EXERCISE INPUTS:
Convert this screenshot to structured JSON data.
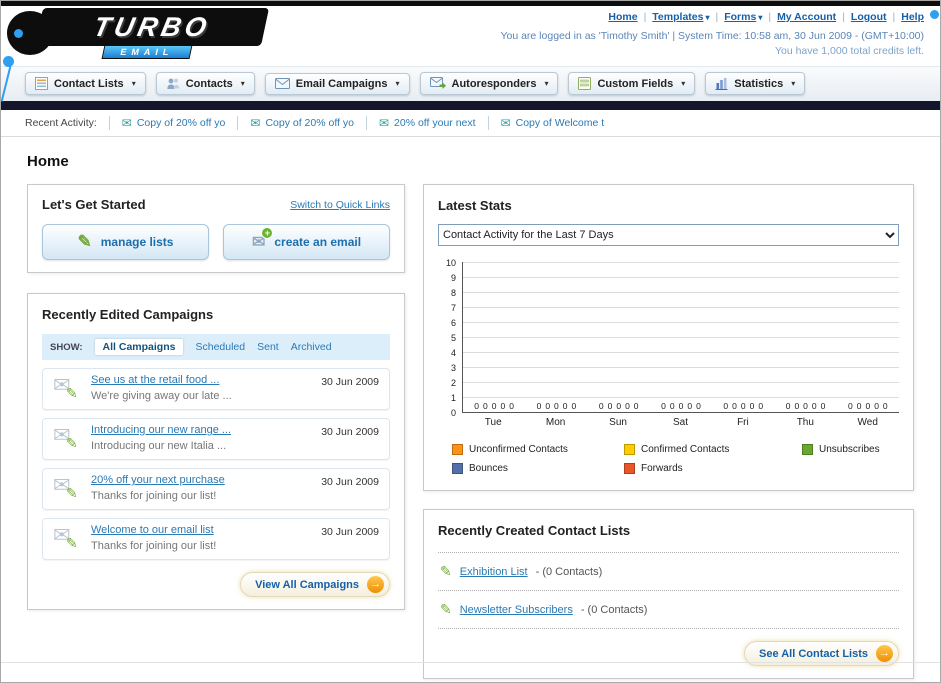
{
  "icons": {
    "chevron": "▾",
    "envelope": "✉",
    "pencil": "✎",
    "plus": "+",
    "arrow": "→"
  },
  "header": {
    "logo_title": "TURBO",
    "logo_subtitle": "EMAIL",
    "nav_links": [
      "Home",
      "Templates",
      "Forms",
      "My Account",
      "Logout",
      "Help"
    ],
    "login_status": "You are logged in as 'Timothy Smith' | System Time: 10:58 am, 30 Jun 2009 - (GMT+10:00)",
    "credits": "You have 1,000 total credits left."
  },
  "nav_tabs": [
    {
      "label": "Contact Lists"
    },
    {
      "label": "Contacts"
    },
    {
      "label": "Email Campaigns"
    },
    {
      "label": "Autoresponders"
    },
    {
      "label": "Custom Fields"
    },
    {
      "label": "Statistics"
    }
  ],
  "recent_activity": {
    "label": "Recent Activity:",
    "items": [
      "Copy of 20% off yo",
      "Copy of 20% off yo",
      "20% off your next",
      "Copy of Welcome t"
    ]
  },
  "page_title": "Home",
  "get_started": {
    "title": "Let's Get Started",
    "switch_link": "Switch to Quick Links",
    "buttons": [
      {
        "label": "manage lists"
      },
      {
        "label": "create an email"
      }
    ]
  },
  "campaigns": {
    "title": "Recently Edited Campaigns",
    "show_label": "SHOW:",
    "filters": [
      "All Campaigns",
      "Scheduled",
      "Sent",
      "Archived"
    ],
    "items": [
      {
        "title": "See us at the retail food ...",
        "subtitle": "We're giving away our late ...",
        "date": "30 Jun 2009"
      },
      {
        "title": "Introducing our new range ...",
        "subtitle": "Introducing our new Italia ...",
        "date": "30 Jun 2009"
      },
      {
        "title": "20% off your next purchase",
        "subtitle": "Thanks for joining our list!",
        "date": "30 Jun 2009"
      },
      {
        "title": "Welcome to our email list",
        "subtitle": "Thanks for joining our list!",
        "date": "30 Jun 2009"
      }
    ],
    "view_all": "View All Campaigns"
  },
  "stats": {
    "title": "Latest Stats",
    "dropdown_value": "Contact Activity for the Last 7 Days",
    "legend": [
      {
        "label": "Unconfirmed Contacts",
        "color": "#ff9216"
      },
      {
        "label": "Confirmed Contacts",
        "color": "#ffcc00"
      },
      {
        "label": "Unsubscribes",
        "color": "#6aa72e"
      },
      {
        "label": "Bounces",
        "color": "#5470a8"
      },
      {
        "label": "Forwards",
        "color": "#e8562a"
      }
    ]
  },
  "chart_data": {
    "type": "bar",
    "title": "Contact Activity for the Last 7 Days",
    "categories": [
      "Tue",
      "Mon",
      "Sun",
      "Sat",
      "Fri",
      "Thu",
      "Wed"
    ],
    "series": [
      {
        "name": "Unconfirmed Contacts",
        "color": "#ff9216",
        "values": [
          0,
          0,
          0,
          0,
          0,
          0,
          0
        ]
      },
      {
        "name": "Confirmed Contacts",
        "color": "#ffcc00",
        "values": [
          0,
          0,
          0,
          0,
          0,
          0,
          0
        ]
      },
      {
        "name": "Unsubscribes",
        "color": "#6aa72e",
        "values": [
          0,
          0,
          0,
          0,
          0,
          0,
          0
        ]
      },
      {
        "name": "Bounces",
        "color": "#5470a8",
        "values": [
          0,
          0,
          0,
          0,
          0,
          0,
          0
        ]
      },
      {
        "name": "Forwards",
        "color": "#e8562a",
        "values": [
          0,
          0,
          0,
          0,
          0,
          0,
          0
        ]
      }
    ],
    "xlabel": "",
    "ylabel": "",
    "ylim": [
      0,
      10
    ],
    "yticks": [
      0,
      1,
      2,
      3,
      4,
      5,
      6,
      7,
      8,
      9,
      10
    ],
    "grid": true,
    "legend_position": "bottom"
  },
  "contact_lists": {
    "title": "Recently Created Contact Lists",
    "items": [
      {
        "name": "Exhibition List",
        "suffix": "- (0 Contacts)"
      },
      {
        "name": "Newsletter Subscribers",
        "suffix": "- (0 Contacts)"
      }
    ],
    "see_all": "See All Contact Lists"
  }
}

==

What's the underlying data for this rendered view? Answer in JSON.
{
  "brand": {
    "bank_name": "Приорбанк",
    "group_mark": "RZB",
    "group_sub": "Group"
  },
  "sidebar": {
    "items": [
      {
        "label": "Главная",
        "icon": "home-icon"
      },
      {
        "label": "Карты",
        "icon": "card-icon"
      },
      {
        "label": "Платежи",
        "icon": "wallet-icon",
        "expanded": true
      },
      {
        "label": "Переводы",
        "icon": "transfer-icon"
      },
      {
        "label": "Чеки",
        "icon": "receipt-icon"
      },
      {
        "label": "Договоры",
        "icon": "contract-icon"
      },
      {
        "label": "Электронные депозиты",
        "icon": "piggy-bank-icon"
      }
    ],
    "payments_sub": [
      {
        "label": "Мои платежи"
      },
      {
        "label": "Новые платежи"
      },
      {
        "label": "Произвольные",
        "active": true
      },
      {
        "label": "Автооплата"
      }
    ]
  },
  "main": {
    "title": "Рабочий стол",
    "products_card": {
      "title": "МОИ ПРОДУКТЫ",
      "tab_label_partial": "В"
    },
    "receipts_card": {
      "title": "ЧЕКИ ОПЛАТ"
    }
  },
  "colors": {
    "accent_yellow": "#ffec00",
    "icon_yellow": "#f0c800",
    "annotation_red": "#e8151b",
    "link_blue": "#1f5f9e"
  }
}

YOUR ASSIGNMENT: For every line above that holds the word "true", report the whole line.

ANSWER FOR THIS EXERCISE:
    "grid": true,
        "expanded": true
        "active": true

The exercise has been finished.